____ Exercise material

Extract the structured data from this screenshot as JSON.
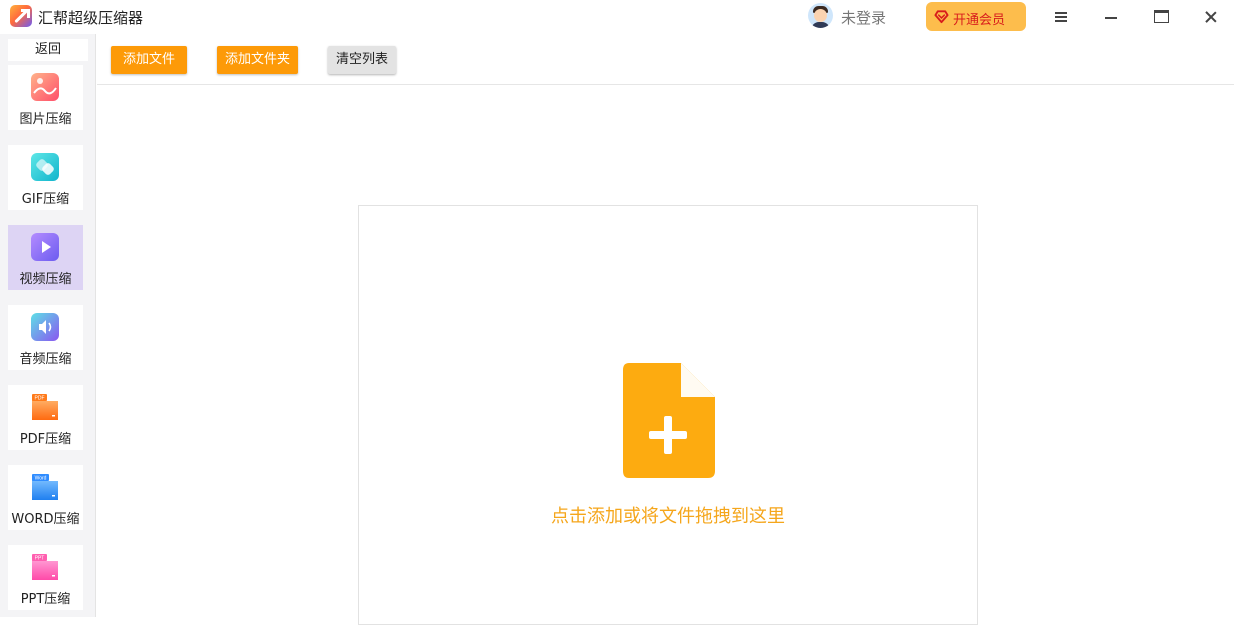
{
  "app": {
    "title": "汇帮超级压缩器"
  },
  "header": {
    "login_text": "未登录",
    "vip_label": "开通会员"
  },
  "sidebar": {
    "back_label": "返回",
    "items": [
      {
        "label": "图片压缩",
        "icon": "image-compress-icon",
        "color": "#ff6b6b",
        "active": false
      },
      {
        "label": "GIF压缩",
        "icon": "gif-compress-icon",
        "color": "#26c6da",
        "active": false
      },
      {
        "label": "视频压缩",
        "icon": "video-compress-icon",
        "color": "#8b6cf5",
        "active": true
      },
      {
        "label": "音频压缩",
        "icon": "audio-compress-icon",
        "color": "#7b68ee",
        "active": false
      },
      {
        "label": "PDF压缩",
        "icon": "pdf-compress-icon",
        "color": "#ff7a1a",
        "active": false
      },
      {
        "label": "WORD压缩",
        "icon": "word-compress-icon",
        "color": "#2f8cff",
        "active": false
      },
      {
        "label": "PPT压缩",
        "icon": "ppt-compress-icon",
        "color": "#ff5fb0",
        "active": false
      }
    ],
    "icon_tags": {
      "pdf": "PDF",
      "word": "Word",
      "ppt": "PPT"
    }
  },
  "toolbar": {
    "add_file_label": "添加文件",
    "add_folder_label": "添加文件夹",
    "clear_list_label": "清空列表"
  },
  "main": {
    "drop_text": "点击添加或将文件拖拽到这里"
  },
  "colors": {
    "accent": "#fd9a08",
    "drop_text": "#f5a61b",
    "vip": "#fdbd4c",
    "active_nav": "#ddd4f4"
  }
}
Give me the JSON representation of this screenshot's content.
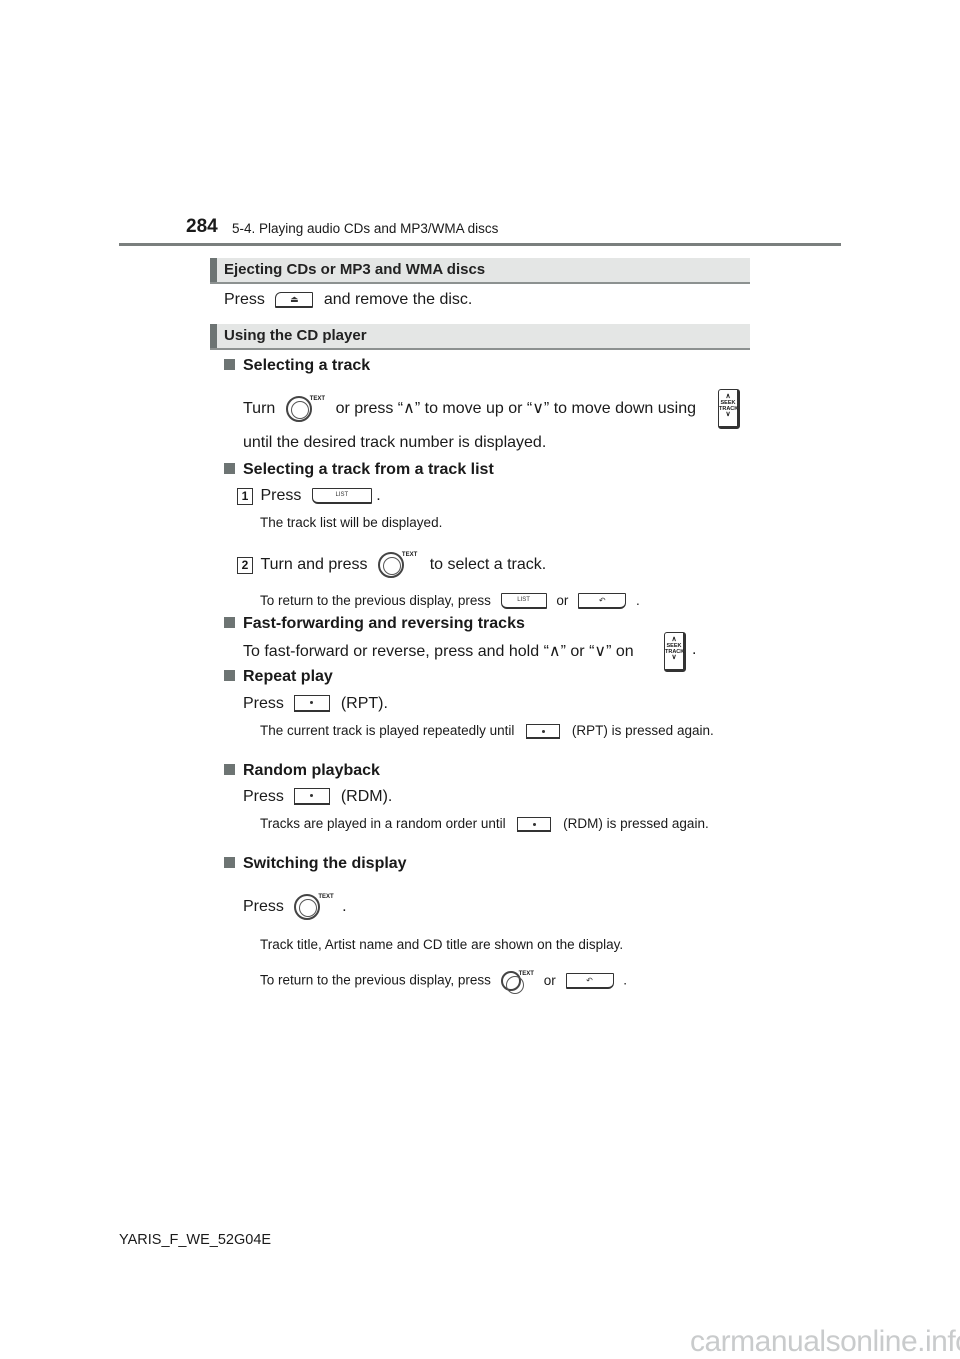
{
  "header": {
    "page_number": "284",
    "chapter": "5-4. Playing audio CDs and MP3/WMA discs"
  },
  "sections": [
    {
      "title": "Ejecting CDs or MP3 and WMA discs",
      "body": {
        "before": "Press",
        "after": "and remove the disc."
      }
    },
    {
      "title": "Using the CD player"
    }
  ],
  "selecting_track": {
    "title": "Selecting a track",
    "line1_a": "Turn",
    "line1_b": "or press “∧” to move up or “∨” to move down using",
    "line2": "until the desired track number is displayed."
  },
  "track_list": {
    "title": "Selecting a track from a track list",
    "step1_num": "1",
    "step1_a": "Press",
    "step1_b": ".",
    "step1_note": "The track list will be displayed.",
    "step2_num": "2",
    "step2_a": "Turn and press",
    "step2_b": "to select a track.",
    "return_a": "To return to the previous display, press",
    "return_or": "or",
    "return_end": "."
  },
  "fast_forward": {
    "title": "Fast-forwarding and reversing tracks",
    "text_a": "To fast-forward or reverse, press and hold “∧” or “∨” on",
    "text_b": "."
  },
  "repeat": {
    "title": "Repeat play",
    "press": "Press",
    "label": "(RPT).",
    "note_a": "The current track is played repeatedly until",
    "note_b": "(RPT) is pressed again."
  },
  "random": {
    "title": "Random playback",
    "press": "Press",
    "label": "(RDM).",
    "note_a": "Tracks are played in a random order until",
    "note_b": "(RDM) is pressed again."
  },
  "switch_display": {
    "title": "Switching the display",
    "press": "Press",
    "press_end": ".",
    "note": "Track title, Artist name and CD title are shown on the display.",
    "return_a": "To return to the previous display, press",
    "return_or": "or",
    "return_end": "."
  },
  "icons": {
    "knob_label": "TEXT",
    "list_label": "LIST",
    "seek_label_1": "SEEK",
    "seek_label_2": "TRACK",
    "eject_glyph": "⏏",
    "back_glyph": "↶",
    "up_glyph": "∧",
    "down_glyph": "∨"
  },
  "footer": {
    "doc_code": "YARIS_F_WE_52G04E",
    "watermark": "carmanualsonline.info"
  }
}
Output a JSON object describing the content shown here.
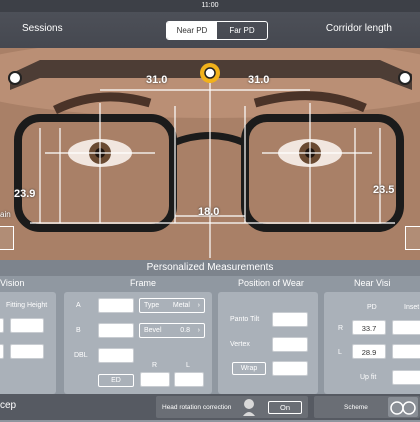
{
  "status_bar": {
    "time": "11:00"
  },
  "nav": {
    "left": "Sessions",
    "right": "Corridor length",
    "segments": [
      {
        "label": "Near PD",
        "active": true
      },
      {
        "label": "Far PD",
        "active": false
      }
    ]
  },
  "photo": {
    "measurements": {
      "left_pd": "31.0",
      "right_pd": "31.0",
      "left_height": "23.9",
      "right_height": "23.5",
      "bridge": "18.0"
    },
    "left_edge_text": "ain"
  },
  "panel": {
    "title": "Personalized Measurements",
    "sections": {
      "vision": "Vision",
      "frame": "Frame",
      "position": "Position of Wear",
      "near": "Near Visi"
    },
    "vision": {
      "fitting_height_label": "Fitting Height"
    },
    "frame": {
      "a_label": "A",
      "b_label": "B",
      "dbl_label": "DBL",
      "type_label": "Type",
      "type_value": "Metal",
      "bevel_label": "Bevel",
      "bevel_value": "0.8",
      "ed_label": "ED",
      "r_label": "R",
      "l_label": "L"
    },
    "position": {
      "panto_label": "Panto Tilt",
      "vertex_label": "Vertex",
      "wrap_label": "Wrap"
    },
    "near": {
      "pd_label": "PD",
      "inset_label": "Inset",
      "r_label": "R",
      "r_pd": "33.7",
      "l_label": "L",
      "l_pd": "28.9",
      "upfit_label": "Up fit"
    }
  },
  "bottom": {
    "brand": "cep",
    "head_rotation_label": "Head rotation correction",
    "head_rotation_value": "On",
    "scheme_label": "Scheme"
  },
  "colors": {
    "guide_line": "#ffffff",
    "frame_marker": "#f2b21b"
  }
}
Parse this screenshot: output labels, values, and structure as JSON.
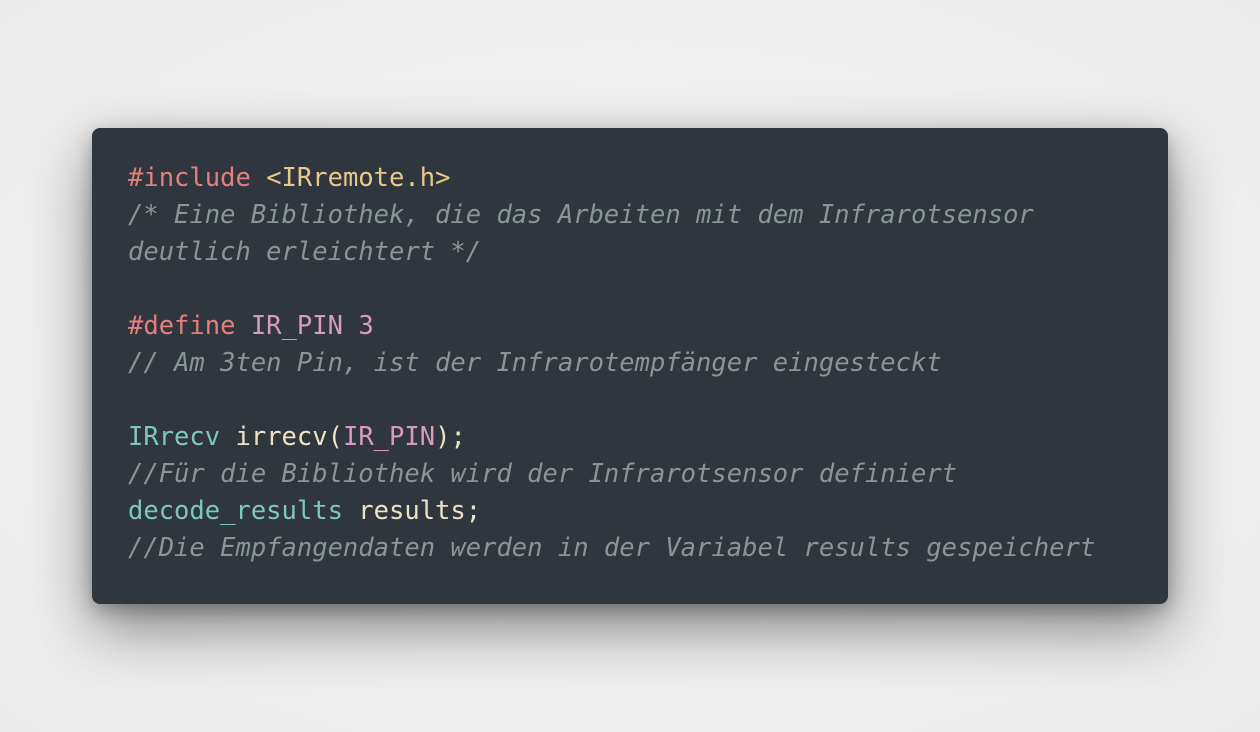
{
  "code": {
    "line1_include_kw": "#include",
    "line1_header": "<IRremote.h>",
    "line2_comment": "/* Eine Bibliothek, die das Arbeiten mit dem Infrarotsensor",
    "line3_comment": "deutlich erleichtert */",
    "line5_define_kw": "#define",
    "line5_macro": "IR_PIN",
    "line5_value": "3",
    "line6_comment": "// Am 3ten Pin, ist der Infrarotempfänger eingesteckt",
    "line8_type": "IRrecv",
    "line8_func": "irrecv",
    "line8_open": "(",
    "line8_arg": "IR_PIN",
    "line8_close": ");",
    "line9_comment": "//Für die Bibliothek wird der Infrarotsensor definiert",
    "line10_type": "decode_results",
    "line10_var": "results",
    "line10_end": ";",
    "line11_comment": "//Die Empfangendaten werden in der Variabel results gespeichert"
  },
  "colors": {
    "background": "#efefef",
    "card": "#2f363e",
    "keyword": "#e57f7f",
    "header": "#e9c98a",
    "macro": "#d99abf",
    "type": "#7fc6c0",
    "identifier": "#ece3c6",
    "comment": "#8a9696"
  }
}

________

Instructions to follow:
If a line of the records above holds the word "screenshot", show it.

Exercise response:
Extract the structured data from this screenshot as JSON.
Give me the JSON representation of this screenshot's content.
Parse this screenshot: output labels, values, and structure as JSON.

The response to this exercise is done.